● **What this task involves**: Restate all the data word for word and omit the pictures.

[[ Records for processing open ]]

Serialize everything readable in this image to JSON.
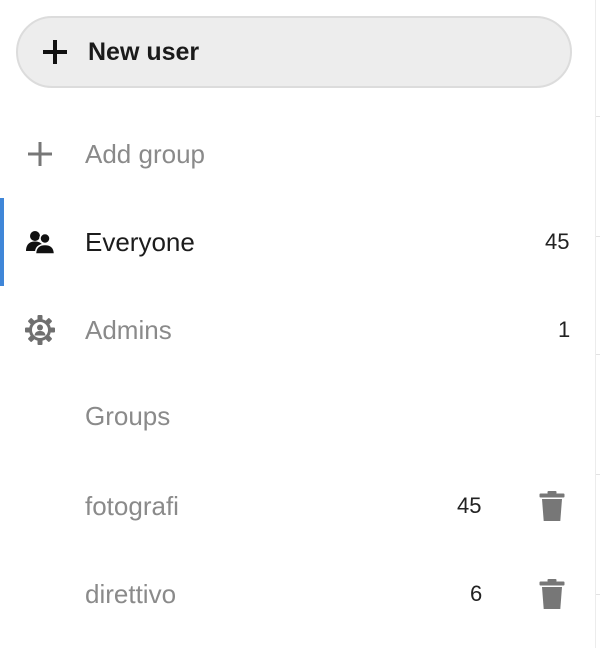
{
  "new_user_button": {
    "label": "New user"
  },
  "add_group": {
    "label": "Add group"
  },
  "nav": {
    "everyone": {
      "label": "Everyone",
      "count": "45"
    },
    "admins": {
      "label": "Admins",
      "count": "1"
    }
  },
  "groups_caption": "Groups",
  "groups": [
    {
      "label": "fotografi",
      "count": "45"
    },
    {
      "label": "direttivo",
      "count": "6"
    }
  ],
  "icons": {
    "new_user": "plus-icon",
    "add_group": "plus-icon",
    "everyone": "users-icon",
    "admins": "shield-gear-icon",
    "group_delete": "trash-icon"
  },
  "colors": {
    "active_accent": "#3f86d8",
    "button_bg": "#ededed",
    "muted_text": "#8a8a8a"
  }
}
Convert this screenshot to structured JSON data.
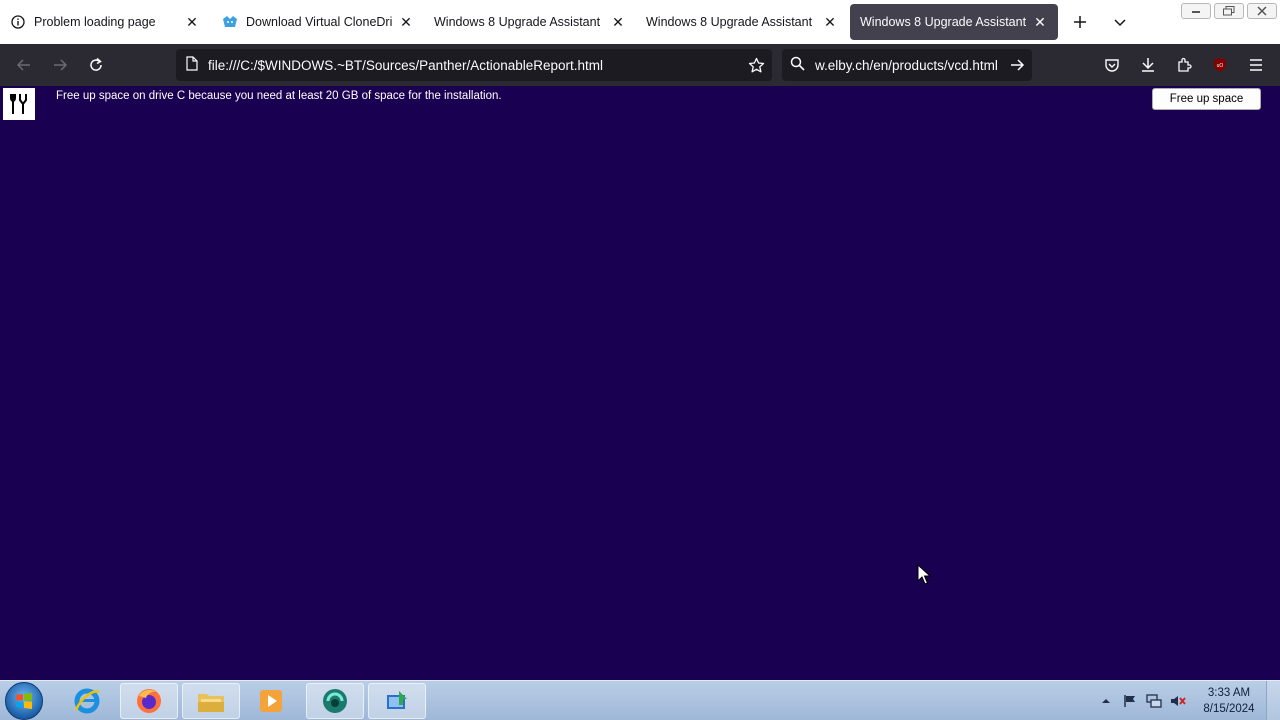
{
  "tabs": [
    {
      "title": "Problem loading page",
      "icon": "info-icon"
    },
    {
      "title": "Download Virtual CloneDrive",
      "icon": "clonedrive-sheep-icon"
    },
    {
      "title": "Windows 8 Upgrade Assistant",
      "icon": ""
    },
    {
      "title": "Windows 8 Upgrade Assistant",
      "icon": ""
    },
    {
      "title": "Windows 8 Upgrade Assistant",
      "icon": "",
      "active": true
    }
  ],
  "navbar": {
    "url": "file:///C:/$WINDOWS.~BT/Sources/Panther/ActionableReport.html",
    "search_value": "w.elby.ch/en/products/vcd.html"
  },
  "page": {
    "message": "Free up space on drive C because you need at least 20 GB of space for the installation.",
    "free_up_button": "Free up space",
    "background_color": "#1a0050"
  },
  "taskbar": {
    "pinned": [
      "internet-explorer-icon",
      "firefox-icon",
      "file-explorer-icon",
      "media-player-icon",
      "app-icon",
      "upgrade-assistant-icon"
    ],
    "clock_time": "3:33 AM",
    "clock_date": "8/15/2024"
  }
}
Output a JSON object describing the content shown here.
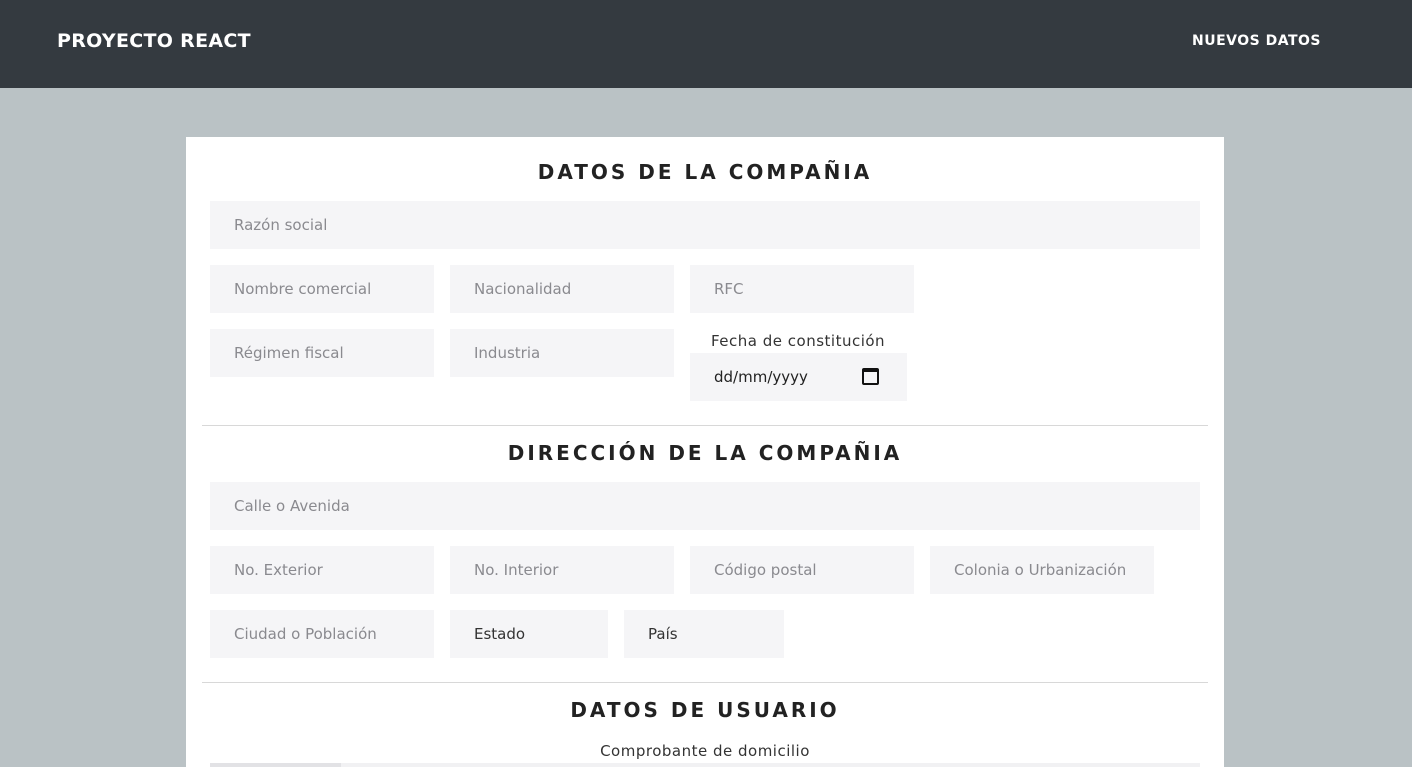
{
  "navbar": {
    "brand": "PROYECTO REACT",
    "link": "NUEVOS DATOS"
  },
  "company": {
    "title": "DATOS DE LA COMPAÑIA",
    "razon_social": "Razón social",
    "nombre_comercial": "Nombre comercial",
    "nacionalidad": "Nacionalidad",
    "rfc": "RFC",
    "regimen_fiscal": "Régimen fiscal",
    "industria": "Industria",
    "fecha_label": "Fecha de constitución",
    "fecha_value": "dd/mm/yyyy"
  },
  "address": {
    "title": "DIRECCIÓN DE LA COMPAÑIA",
    "calle": "Calle o Avenida",
    "no_exterior": "No. Exterior",
    "no_interior": "No. Interior",
    "codigo_postal": "Código postal",
    "colonia": "Colonia o Urbanización",
    "ciudad": "Ciudad o Población",
    "estado": "Estado",
    "pais": "País"
  },
  "user": {
    "title": "DATOS DE USUARIO",
    "comprobante_label": "Comprobante de domicilio"
  }
}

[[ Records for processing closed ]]

● **Exercise result**:
Serialize everything readable in this image to JSON.
{
  "new_user_button": {
    "label": "New user"
  },
  "add_group": {
    "label": "Add group"
  },
  "nav": {
    "everyone": {
      "label": "Everyone",
      "count": "45"
    },
    "admins": {
      "label": "Admins",
      "count": "1"
    }
  },
  "groups_caption": "Groups",
  "groups": [
    {
      "label": "fotografi",
      "count": "45"
    },
    {
      "label": "direttivo",
      "count": "6"
    }
  ],
  "icons": {
    "new_user": "plus-icon",
    "add_group": "plus-icon",
    "everyone": "users-icon",
    "admins": "shield-gear-icon",
    "group_delete": "trash-icon"
  },
  "colors": {
    "active_accent": "#3f86d8",
    "button_bg": "#ededed",
    "muted_text": "#8a8a8a"
  }
}
Convert this screenshot to structured JSON data.
{
  "tabs": [
    {
      "title": "Problem loading page",
      "icon": "info-icon"
    },
    {
      "title": "Download Virtual CloneDrive",
      "icon": "clonedrive-sheep-icon"
    },
    {
      "title": "Windows 8 Upgrade Assistant",
      "icon": ""
    },
    {
      "title": "Windows 8 Upgrade Assistant",
      "icon": ""
    },
    {
      "title": "Windows 8 Upgrade Assistant",
      "icon": "",
      "active": true
    }
  ],
  "navbar": {
    "url": "file:///C:/$WINDOWS.~BT/Sources/Panther/ActionableReport.html",
    "search_value": "w.elby.ch/en/products/vcd.html"
  },
  "page": {
    "message": "Free up space on drive C because you need at least 20 GB of space for the installation.",
    "free_up_button": "Free up space",
    "background_color": "#1a0050"
  },
  "taskbar": {
    "pinned": [
      "internet-explorer-icon",
      "firefox-icon",
      "file-explorer-icon",
      "media-player-icon",
      "app-icon",
      "upgrade-assistant-icon"
    ],
    "clock_time": "3:33 AM",
    "clock_date": "8/15/2024"
  }
}
Output a JSON object describing the content shown here.
{
  "navbar": {
    "brand": "PROYECTO REACT",
    "link": "NUEVOS DATOS"
  },
  "company": {
    "title": "DATOS DE LA COMPAÑIA",
    "razon_social": "Razón social",
    "nombre_comercial": "Nombre comercial",
    "nacionalidad": "Nacionalidad",
    "rfc": "RFC",
    "regimen_fiscal": "Régimen fiscal",
    "industria": "Industria",
    "fecha_label": "Fecha de constitución",
    "fecha_value": "dd/mm/yyyy"
  },
  "address": {
    "title": "DIRECCIÓN DE LA COMPAÑIA",
    "calle": "Calle o Avenida",
    "no_exterior": "No. Exterior",
    "no_interior": "No. Interior",
    "codigo_postal": "Código postal",
    "colonia": "Colonia o Urbanización",
    "ciudad": "Ciudad o Población",
    "estado": "Estado",
    "pais": "País"
  },
  "user": {
    "title": "DATOS DE USUARIO",
    "comprobante_label": "Comprobante de domicilio"
  }
}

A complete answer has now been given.